Items from a data source:
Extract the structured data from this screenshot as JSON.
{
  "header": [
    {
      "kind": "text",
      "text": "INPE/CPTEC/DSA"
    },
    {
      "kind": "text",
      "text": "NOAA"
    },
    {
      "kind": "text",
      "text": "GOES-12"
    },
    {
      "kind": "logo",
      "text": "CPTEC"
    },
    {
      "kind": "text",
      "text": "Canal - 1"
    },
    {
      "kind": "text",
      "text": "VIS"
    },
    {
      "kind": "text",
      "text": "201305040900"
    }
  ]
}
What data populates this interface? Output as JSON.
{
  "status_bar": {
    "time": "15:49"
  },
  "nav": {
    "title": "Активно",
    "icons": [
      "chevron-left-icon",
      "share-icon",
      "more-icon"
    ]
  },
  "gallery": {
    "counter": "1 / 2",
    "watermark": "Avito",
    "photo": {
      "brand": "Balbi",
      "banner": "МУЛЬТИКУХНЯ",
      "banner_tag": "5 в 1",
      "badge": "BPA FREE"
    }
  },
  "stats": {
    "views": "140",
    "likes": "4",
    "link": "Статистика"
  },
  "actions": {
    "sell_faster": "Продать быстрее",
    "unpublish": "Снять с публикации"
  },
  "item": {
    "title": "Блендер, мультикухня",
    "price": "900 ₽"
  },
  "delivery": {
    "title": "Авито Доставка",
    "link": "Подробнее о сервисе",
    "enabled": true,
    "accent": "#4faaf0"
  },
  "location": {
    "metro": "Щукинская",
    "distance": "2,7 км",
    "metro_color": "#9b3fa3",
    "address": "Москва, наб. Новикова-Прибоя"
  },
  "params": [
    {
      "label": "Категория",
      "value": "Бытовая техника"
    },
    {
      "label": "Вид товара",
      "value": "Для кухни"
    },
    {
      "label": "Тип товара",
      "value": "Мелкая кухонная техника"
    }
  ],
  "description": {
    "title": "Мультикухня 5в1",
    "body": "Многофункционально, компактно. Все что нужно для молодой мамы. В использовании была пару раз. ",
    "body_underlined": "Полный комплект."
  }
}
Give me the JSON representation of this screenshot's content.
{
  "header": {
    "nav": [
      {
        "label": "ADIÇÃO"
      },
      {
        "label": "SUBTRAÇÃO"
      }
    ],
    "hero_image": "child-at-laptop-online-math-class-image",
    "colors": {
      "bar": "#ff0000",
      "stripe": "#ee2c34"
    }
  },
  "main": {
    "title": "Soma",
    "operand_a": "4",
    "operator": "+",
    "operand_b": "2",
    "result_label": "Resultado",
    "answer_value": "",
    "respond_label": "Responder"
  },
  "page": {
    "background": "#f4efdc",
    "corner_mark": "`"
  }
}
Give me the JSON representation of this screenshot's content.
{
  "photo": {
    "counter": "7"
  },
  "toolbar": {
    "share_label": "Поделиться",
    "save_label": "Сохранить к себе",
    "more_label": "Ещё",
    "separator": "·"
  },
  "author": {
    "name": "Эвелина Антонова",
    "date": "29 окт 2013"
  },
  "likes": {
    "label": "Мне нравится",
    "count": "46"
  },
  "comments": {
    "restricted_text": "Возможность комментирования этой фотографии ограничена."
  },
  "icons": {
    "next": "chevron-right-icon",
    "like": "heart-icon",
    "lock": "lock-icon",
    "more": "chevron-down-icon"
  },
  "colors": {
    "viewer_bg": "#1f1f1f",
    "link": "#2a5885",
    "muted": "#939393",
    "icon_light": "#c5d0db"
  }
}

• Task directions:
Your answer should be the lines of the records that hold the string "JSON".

• Answer to this task:
Extract the structured data from this screenshot as JSON.
What data populates this interface? Output as JSON.
Give me the JSON representation of this screenshot's content.
Give me the JSON representation of this screenshot's content.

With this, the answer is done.